[Page and application data records]
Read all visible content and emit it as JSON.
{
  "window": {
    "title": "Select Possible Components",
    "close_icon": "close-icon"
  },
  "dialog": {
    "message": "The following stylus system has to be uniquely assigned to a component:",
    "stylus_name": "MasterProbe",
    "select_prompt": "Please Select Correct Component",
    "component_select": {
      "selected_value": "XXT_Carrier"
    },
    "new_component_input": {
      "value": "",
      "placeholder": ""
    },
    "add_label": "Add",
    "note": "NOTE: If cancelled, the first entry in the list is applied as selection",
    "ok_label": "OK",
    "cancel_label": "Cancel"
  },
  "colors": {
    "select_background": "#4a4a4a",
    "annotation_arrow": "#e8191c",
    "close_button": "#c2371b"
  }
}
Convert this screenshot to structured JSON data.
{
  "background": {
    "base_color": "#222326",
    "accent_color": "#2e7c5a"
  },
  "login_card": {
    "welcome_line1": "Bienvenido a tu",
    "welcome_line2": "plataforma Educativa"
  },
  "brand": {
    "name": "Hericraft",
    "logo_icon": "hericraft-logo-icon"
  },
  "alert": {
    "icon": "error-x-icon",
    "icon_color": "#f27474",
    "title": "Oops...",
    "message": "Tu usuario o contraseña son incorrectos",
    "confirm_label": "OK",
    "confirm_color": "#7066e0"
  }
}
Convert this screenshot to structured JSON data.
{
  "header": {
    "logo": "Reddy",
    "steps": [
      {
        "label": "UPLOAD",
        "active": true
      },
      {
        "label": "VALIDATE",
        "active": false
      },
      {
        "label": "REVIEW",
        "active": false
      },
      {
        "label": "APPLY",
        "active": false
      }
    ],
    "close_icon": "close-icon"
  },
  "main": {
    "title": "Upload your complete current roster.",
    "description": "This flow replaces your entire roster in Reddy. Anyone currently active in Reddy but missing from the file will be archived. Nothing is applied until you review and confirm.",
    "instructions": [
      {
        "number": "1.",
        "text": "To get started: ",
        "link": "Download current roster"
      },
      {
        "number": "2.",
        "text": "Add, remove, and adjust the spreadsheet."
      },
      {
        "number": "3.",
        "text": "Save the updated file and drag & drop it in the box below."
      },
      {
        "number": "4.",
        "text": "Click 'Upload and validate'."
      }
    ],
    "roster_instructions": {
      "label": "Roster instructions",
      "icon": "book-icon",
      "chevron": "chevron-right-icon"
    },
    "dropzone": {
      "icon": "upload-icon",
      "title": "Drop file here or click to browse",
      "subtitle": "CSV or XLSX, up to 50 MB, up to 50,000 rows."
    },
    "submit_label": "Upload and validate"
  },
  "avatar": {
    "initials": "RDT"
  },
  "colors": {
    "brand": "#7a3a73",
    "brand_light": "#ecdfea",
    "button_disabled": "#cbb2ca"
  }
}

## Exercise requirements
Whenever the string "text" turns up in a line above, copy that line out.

## Answer for this exercise
        "text": "To get started: ",
        "text": "Add, remove, and adjust the spreadsheet."
        "text": "Save the updated file and drag & drop it in the box below."
        "text": "Click 'Upload and validate'."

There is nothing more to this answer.